Items from a dataset
-----
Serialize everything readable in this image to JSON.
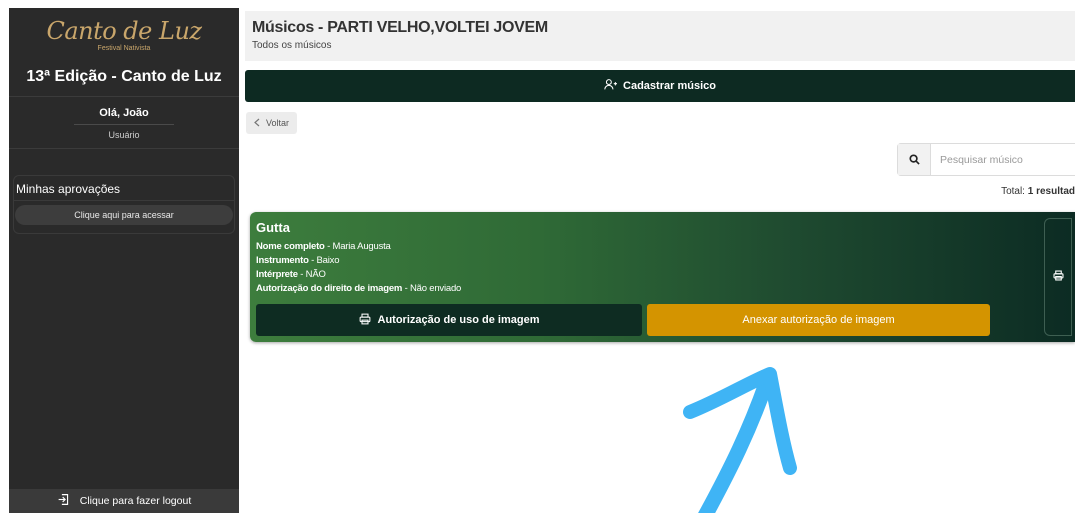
{
  "sidebar": {
    "logo_text": "Canto de Luz",
    "logo_sub": "Festival Nativista",
    "edition_title": "13ª Edição - Canto de Luz",
    "greeting": "Olá, João",
    "role": "Usuário",
    "approvals_title": "Minhas aprovações",
    "approvals_button": "Clique aqui para acessar",
    "logout_label": "Clique para fazer logout"
  },
  "header": {
    "title": "Músicos - PARTI VELHO,VOLTEI JOVEM",
    "subtitle": "Todos os músicos"
  },
  "actions": {
    "register_label": "Cadastrar músico",
    "back_label": "Voltar"
  },
  "search": {
    "placeholder": "Pesquisar músico",
    "icon": "search-icon"
  },
  "results": {
    "prefix": "Total: ",
    "count_text": "1 resultad"
  },
  "card": {
    "title": "Gutta",
    "fields": [
      {
        "label": "Nome completo",
        "value": " - Maria Augusta"
      },
      {
        "label": "Instrumento",
        "value": " - Baixo"
      },
      {
        "label": "Intérprete",
        "value": " - NÃO"
      },
      {
        "label": "Autorização do direito de imagem",
        "value": " - Não enviado"
      }
    ],
    "auth_button": "Autorização de uso de imagem",
    "attach_button": "Anexar autorização de imagem"
  },
  "colors": {
    "sidebar_bg": "#2a2a2a",
    "primary_dark": "#0d2a22",
    "card_green": "#3d7d3d",
    "accent_gold": "#d49400",
    "logo_gold": "#c9a66b",
    "annotation_arrow": "#3fb4f5"
  }
}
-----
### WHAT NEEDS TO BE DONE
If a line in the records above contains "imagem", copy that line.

### ANSWER BOX
        "label": "Autorização do direito de imagem",
    "auth_button": "Autorização de uso de imagem",
    "attach_button": "Anexar autorização de imagem"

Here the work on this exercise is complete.